» ABOUT THIS EXERCISE
Write out the full set of records exactly. Any pictures in them do not belong in the copy.

» PROVIDED INFORMATION

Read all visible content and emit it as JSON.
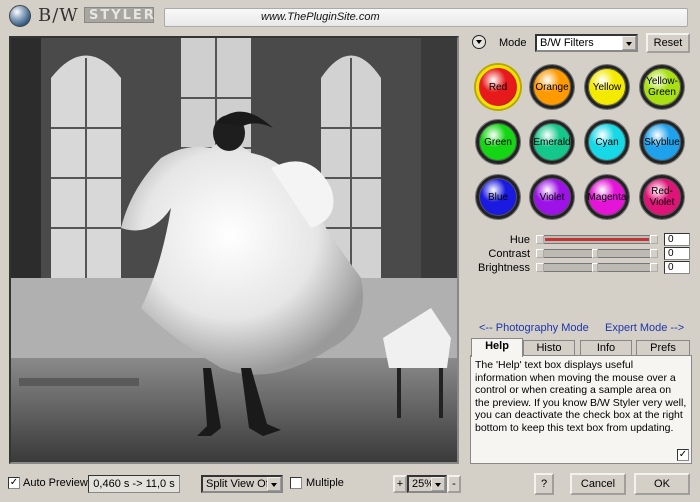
{
  "header": {
    "logo_bw": "B/W",
    "logo_styler": "STYLER",
    "url": "www.ThePluginSite.com"
  },
  "mode": {
    "label": "Mode",
    "selected": "B/W Filters",
    "reset_label": "Reset"
  },
  "swatches": [
    {
      "label": "Red",
      "color": "#e61a1a",
      "selected": true
    },
    {
      "label": "Orange",
      "color": "#ff9a00"
    },
    {
      "label": "Yellow",
      "color": "#f4ea00"
    },
    {
      "label": "Yellow-Green",
      "color": "#a8e014"
    },
    {
      "label": "Green",
      "color": "#14d614"
    },
    {
      "label": "Emerald",
      "color": "#14c88c"
    },
    {
      "label": "Cyan",
      "color": "#16d8e6"
    },
    {
      "label": "Skyblue",
      "color": "#1fa2ec"
    },
    {
      "label": "Blue",
      "color": "#1a1ae0"
    },
    {
      "label": "Violet",
      "color": "#9d12e6"
    },
    {
      "label": "Magenta",
      "color": "#e414d8"
    },
    {
      "label": "Red-Violet",
      "color": "#e01478"
    }
  ],
  "sliders": {
    "hue": {
      "label": "Hue",
      "value": "0"
    },
    "contrast": {
      "label": "Contrast",
      "value": "0"
    },
    "brightness": {
      "label": "Brightness",
      "value": "0"
    }
  },
  "links": {
    "photography": "<-- Photography Mode",
    "expert": "Expert Mode -->"
  },
  "tabs": {
    "help": "Help",
    "histo": "Histo",
    "info": "Info",
    "prefs": "Prefs"
  },
  "help_text": "The 'Help' text box displays useful information when moving the mouse over a control or when creating a sample area on the preview. If you know B/W Styler very well, you can deactivate the check box at the right bottom to keep this text box from updating.",
  "bottom": {
    "auto_preview": "Auto Preview",
    "timing": "0,460 s -> 11,0 s",
    "split_view": "Split View Off",
    "multiple": "Multiple",
    "zoom_plus": "+",
    "zoom_minus": "-",
    "zoom": "25%",
    "help_btn": "?",
    "cancel": "Cancel",
    "ok": "OK"
  },
  "check_mark": "✓"
}
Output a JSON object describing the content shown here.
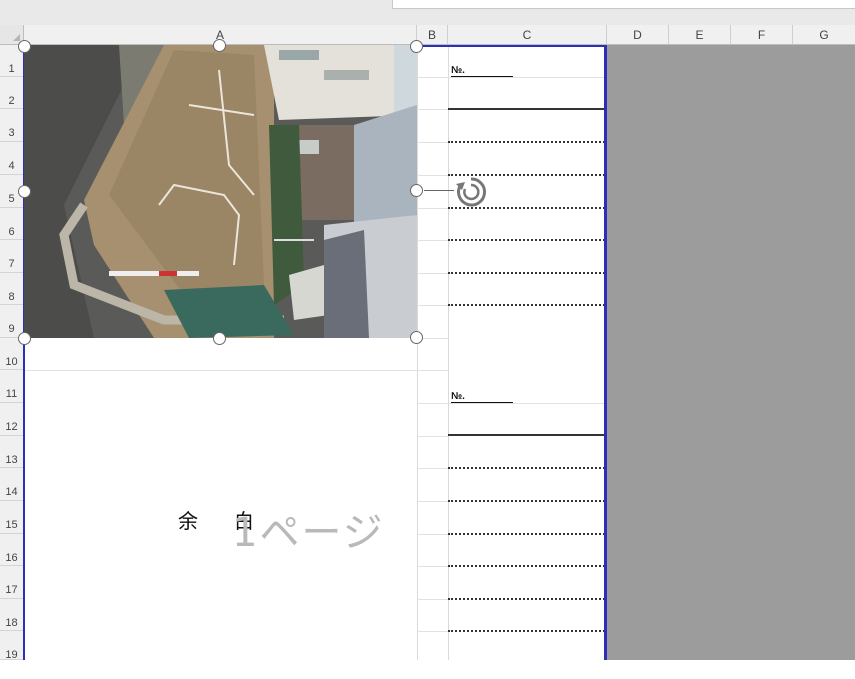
{
  "columns": [
    {
      "id": "col-a",
      "label": "A"
    },
    {
      "id": "col-b",
      "label": "B"
    },
    {
      "id": "col-c",
      "label": "C"
    },
    {
      "id": "col-d",
      "label": "D"
    },
    {
      "id": "col-e",
      "label": "E"
    },
    {
      "id": "col-f",
      "label": "F"
    },
    {
      "id": "col-g",
      "label": "G"
    }
  ],
  "rows": [
    "1",
    "2",
    "3",
    "4",
    "5",
    "6",
    "7",
    "8",
    "9",
    "10",
    "11",
    "12",
    "13",
    "14",
    "15",
    "16",
    "17",
    "18",
    "19"
  ],
  "sheet": {
    "no_label_1": "№.",
    "no_label_2": "№.",
    "watermark_amaki": "余白",
    "watermark_page": "1ページ"
  },
  "colors": {
    "page_break": "#2d2fb8",
    "outside_print_area": "#9c9c9c",
    "header_bg": "#f0f0f0"
  }
}
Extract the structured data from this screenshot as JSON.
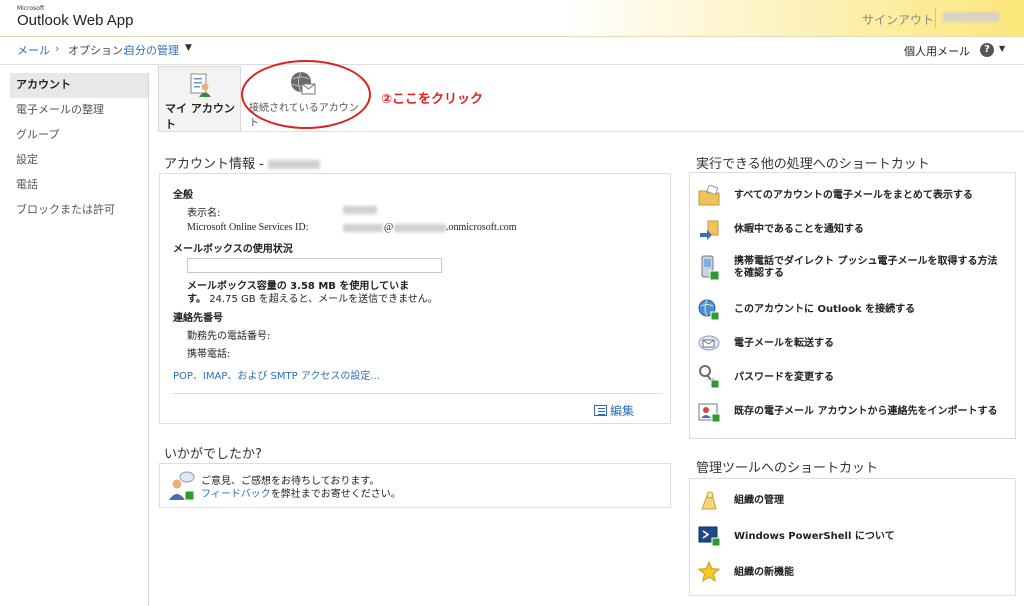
{
  "app": {
    "brand_small": "Microsoft",
    "brand_name": "Outlook Web App",
    "signout": "サインアウト"
  },
  "breadcrumb": {
    "mail": "メール",
    "separator": "›",
    "options": "オプション:",
    "current": "自分の管理",
    "dropdown": "▼"
  },
  "header_right": {
    "personal_mail": "個人用メール",
    "help": "?",
    "help_dropdown": "▼"
  },
  "sidebar": {
    "items": [
      {
        "label": "アカウント",
        "active": true
      },
      {
        "label": "電子メールの整理",
        "active": false
      },
      {
        "label": "グループ",
        "active": false
      },
      {
        "label": "設定",
        "active": false
      },
      {
        "label": "電話",
        "active": false
      },
      {
        "label": "ブロックまたは許可",
        "active": false
      }
    ]
  },
  "toolbar": {
    "my_account": "マイ アカウント",
    "connected_accounts": "接続されているアカウント"
  },
  "annotation": {
    "text": "②ここをクリック",
    "color": "#e02020"
  },
  "account": {
    "title": "アカウント情報 -",
    "general_heading": "全般",
    "display_name_label": "表示名:",
    "msos_id_label": "Microsoft Online Services ID:",
    "msos_id_suffix": "@",
    "msos_id_domain": ".onmicrosoft.com",
    "mailbox_heading": "メールボックスの使用状況",
    "mailbox_line1": "メールボックス容量の 3.58 MB を使用していま",
    "mailbox_line2_bold": "す。",
    "mailbox_line2_rest": "24.75 GB を超えると、メールを送信できません。",
    "contact_heading": "連絡先番号",
    "work_phone_label": "勤務先の電話番号:",
    "mobile_label": "携帯電話:",
    "pop_link": "POP、IMAP、および SMTP アクセスの設定...",
    "edit": "編集"
  },
  "feedback": {
    "title": "いかがでしたか?",
    "line1": "ご意見、ご感想をお待ちしております。",
    "link": "フィードバック",
    "line2_rest": "を弊社までお寄せください。"
  },
  "shortcuts": {
    "title": "実行できる他の処理へのショートカット",
    "items": [
      {
        "label": "すべてのアカウントの電子メールをまとめて表示する",
        "icon": "folder-envelope-icon"
      },
      {
        "label": "休暇中であることを通知する",
        "icon": "arrow-note-icon"
      },
      {
        "label": "携帯電話でダイレクト プッシュ電子メールを取得する方法を確認する",
        "icon": "mobile-phone-icon"
      },
      {
        "label": "このアカウントに Outlook を接続する",
        "icon": "globe-mail-icon"
      },
      {
        "label": "電子メールを転送する",
        "icon": "forward-mail-icon"
      },
      {
        "label": "パスワードを変更する",
        "icon": "keys-icon"
      },
      {
        "label": "既存の電子メール アカウントから連絡先をインポートする",
        "icon": "contact-card-icon"
      }
    ]
  },
  "admin": {
    "title": "管理ツールへのショートカット",
    "items": [
      {
        "label": "組織の管理",
        "icon": "org-manage-icon"
      },
      {
        "label": "Windows PowerShell について",
        "icon": "powershell-icon"
      },
      {
        "label": "組織の新機能",
        "icon": "star-icon"
      }
    ]
  }
}
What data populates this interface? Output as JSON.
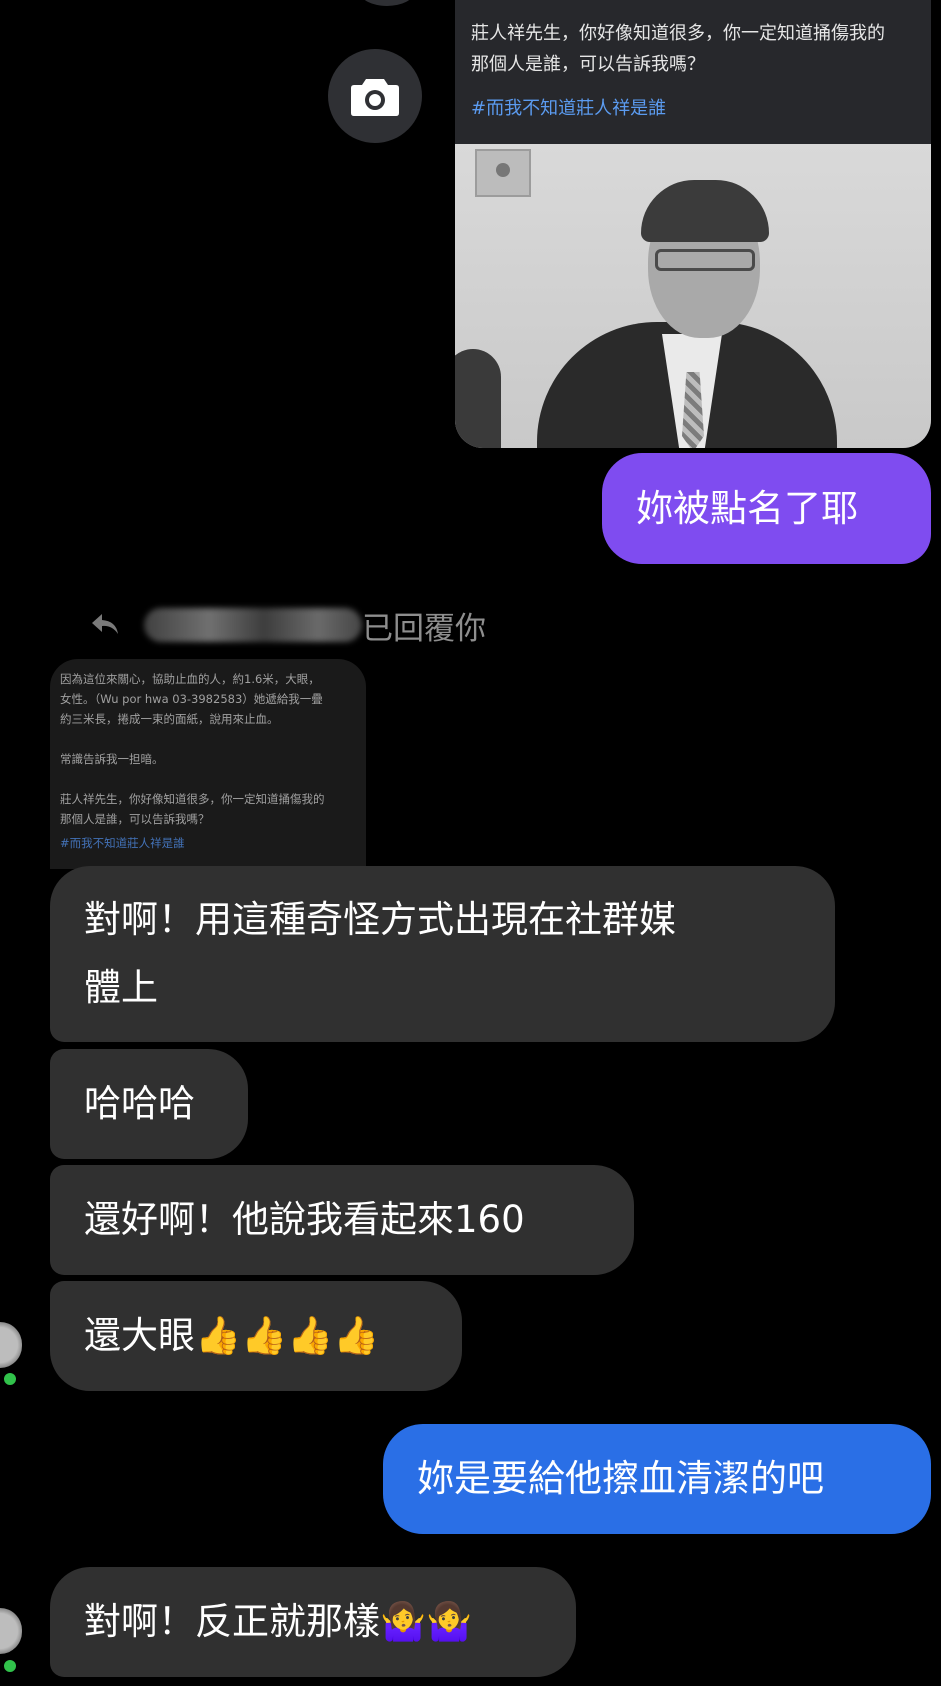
{
  "shared_post": {
    "text": "莊人祥先生，你好像知道很多，你一定知道捅傷我的\n那個人是誰，可以告訴我嗎？",
    "hashtag": "#而我不知道莊人祥是誰"
  },
  "messages": {
    "sent_1": "妳被點名了耶",
    "reply_label": "已回覆你",
    "quoted_text": "因為這位來關心，協助止血的人，約1.6米，大眼，\n女性。（Wu por hwa 03-3982583）她遞給我一疊\n約三米長，捲成一束的面紙，說用來止血。\n\n常識告訴我一担暗。\n\n莊人祥先生，你好像知道很多，你一定知道捅傷我的\n那個人是誰，可以告訴我嗎？",
    "quoted_tag": "#而我不知道莊人祥是誰",
    "recv_1_line1": "對啊！用這種奇怪方式出現在社群媒",
    "recv_1_line2": "體上",
    "recv_2": "哈哈哈",
    "recv_3": "還好啊！他說我看起來160",
    "recv_4": "還大眼👍👍👍👍",
    "sent_2": "妳是要給他擦血清潔的吧",
    "recv_5": "對啊！反正就那樣🤷‍♀️🤷‍♀️"
  },
  "colors": {
    "background": "#000000",
    "incoming_bubble": "#303030",
    "outgoing_purple": "#7f4cf0",
    "outgoing_blue": "#2a6fe6",
    "hashtag": "#5b9bf0",
    "online": "#31c24b"
  },
  "icons": [
    "camera-icon",
    "reply-arrow-icon"
  ]
}
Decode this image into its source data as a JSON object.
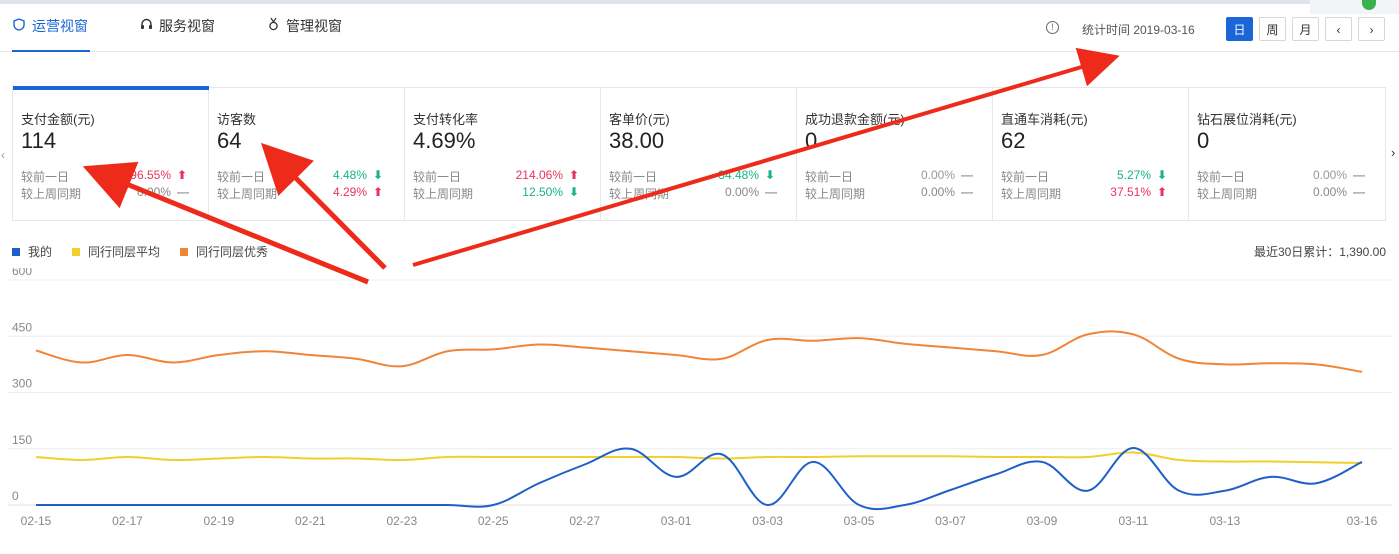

» OUTPUT FOR THIS TASK
Read all visible content and emit it as JSON.
{
  "header": {
    "logo_bw": "B/W",
    "logo_styler": "STYLER",
    "url": "www.ThePluginSite.com"
  },
  "mode": {
    "label": "Mode",
    "selected": "B/W Filters",
    "reset_label": "Reset"
  },
  "swatches": [
    {
      "label": "Red",
      "color": "#e61a1a",
      "selected": true
    },
    {
      "label": "Orange",
      "color": "#ff9a00"
    },
    {
      "label": "Yellow",
      "color": "#f4ea00"
    },
    {
      "label": "Yellow-Green",
      "color": "#a8e014"
    },
    {
      "label": "Green",
      "color": "#14d614"
    },
    {
      "label": "Emerald",
      "color": "#14c88c"
    },
    {
      "label": "Cyan",
      "color": "#16d8e6"
    },
    {
      "label": "Skyblue",
      "color": "#1fa2ec"
    },
    {
      "label": "Blue",
      "color": "#1a1ae0"
    },
    {
      "label": "Violet",
      "color": "#9d12e6"
    },
    {
      "label": "Magenta",
      "color": "#e414d8"
    },
    {
      "label": "Red-Violet",
      "color": "#e01478"
    }
  ],
  "sliders": {
    "hue": {
      "label": "Hue",
      "value": "0"
    },
    "contrast": {
      "label": "Contrast",
      "value": "0"
    },
    "brightness": {
      "label": "Brightness",
      "value": "0"
    }
  },
  "links": {
    "photography": "<-- Photography Mode",
    "expert": "Expert Mode -->"
  },
  "tabs": {
    "help": "Help",
    "histo": "Histo",
    "info": "Info",
    "prefs": "Prefs"
  },
  "help_text": "The 'Help' text box displays useful information when moving the mouse over a control or when creating a sample area on the preview. If you know B/W Styler very well, you can deactivate the check box at the right bottom to keep this text box from updating.",
  "bottom": {
    "auto_preview": "Auto Preview",
    "timing": "0,460 s -> 11,0 s",
    "split_view": "Split View Off",
    "multiple": "Multiple",
    "zoom_plus": "+",
    "zoom_minus": "-",
    "zoom": "25%",
    "help_btn": "?",
    "cancel": "Cancel",
    "ok": "OK"
  },
  "check_mark": "✓"
}
Output a JSON object describing the content shown here.
{
  "columns": [
    {
      "id": "col-a",
      "label": "A"
    },
    {
      "id": "col-b",
      "label": "B"
    },
    {
      "id": "col-c",
      "label": "C"
    },
    {
      "id": "col-d",
      "label": "D"
    },
    {
      "id": "col-e",
      "label": "E"
    },
    {
      "id": "col-f",
      "label": "F"
    },
    {
      "id": "col-g",
      "label": "G"
    }
  ],
  "rows": [
    "1",
    "2",
    "3",
    "4",
    "5",
    "6",
    "7",
    "8",
    "9",
    "10",
    "11",
    "12",
    "13",
    "14",
    "15",
    "16",
    "17",
    "18",
    "19"
  ],
  "sheet": {
    "no_label_1": "№.",
    "no_label_2": "№.",
    "watermark_amaki": "余白",
    "watermark_page": "1ページ"
  },
  "colors": {
    "page_break": "#2d2fb8",
    "outside_print_area": "#9c9c9c",
    "header_bg": "#f0f0f0"
  }
}
Extract the structured data from this screenshot as JSON.
{
  "app": {
    "brand_small": "Microsoft",
    "brand_name": "Outlook Web App",
    "signout": "サインアウト"
  },
  "breadcrumb": {
    "mail": "メール",
    "separator": "›",
    "options": "オプション:",
    "current": "自分の管理",
    "dropdown": "▼"
  },
  "header_right": {
    "personal_mail": "個人用メール",
    "help": "?",
    "help_dropdown": "▼"
  },
  "sidebar": {
    "items": [
      {
        "label": "アカウント",
        "active": true
      },
      {
        "label": "電子メールの整理",
        "active": false
      },
      {
        "label": "グループ",
        "active": false
      },
      {
        "label": "設定",
        "active": false
      },
      {
        "label": "電話",
        "active": false
      },
      {
        "label": "ブロックまたは許可",
        "active": false
      }
    ]
  },
  "toolbar": {
    "my_account": "マイ アカウント",
    "connected_accounts": "接続されているアカウント"
  },
  "annotation": {
    "text": "②ここをクリック",
    "color": "#e02020"
  },
  "account": {
    "title": "アカウント情報 -",
    "general_heading": "全般",
    "display_name_label": "表示名:",
    "msos_id_label": "Microsoft Online Services ID:",
    "msos_id_suffix": "@",
    "msos_id_domain": ".onmicrosoft.com",
    "mailbox_heading": "メールボックスの使用状況",
    "mailbox_line1": "メールボックス容量の 3.58 MB を使用していま",
    "mailbox_line2_bold": "す。",
    "mailbox_line2_rest": "24.75 GB を超えると、メールを送信できません。",
    "contact_heading": "連絡先番号",
    "work_phone_label": "勤務先の電話番号:",
    "mobile_label": "携帯電話:",
    "pop_link": "POP、IMAP、および SMTP アクセスの設定...",
    "edit": "編集"
  },
  "feedback": {
    "title": "いかがでしたか?",
    "line1": "ご意見、ご感想をお待ちしております。",
    "link": "フィードバック",
    "line2_rest": "を弊社までお寄せください。"
  },
  "shortcuts": {
    "title": "実行できる他の処理へのショートカット",
    "items": [
      {
        "label": "すべてのアカウントの電子メールをまとめて表示する",
        "icon": "folder-envelope-icon"
      },
      {
        "label": "休暇中であることを通知する",
        "icon": "arrow-note-icon"
      },
      {
        "label": "携帯電話でダイレクト プッシュ電子メールを取得する方法を確認する",
        "icon": "mobile-phone-icon"
      },
      {
        "label": "このアカウントに Outlook を接続する",
        "icon": "globe-mail-icon"
      },
      {
        "label": "電子メールを転送する",
        "icon": "forward-mail-icon"
      },
      {
        "label": "パスワードを変更する",
        "icon": "keys-icon"
      },
      {
        "label": "既存の電子メール アカウントから連絡先をインポートする",
        "icon": "contact-card-icon"
      }
    ]
  },
  "admin": {
    "title": "管理ツールへのショートカット",
    "items": [
      {
        "label": "組織の管理",
        "icon": "org-manage-icon"
      },
      {
        "label": "Windows PowerShell について",
        "icon": "powershell-icon"
      },
      {
        "label": "組織の新機能",
        "icon": "star-icon"
      }
    ]
  }
}
What data populates this interface? Output as JSON.
{
  "shared_post": {
    "text": "莊人祥先生，你好像知道很多，你一定知道捅傷我的\n那個人是誰，可以告訴我嗎？",
    "hashtag": "#而我不知道莊人祥是誰"
  },
  "messages": {
    "sent_1": "妳被點名了耶",
    "reply_label": "已回覆你",
    "quoted_text": "因為這位來關心，協助止血的人，約1.6米，大眼，\n女性。（Wu por hwa 03-3982583）她遞給我一疊\n約三米長，捲成一束的面紙，說用來止血。\n\n常識告訴我一担暗。\n\n莊人祥先生，你好像知道很多，你一定知道捅傷我的\n那個人是誰，可以告訴我嗎？",
    "quoted_tag": "#而我不知道莊人祥是誰",
    "recv_1_line1": "對啊！用這種奇怪方式出現在社群媒",
    "recv_1_line2": "體上",
    "recv_2": "哈哈哈",
    "recv_3": "還好啊！他說我看起來160",
    "recv_4": "還大眼👍👍👍👍",
    "sent_2": "妳是要給他擦血清潔的吧",
    "recv_5": "對啊！反正就那樣🤷‍♀️🤷‍♀️"
  },
  "colors": {
    "background": "#000000",
    "incoming_bubble": "#303030",
    "outgoing_purple": "#7f4cf0",
    "outgoing_blue": "#2a6fe6",
    "hashtag": "#5b9bf0",
    "online": "#31c24b"
  },
  "icons": [
    "camera-icon",
    "reply-arrow-icon"
  ]
}
Decode this image into its source data as a JSON object.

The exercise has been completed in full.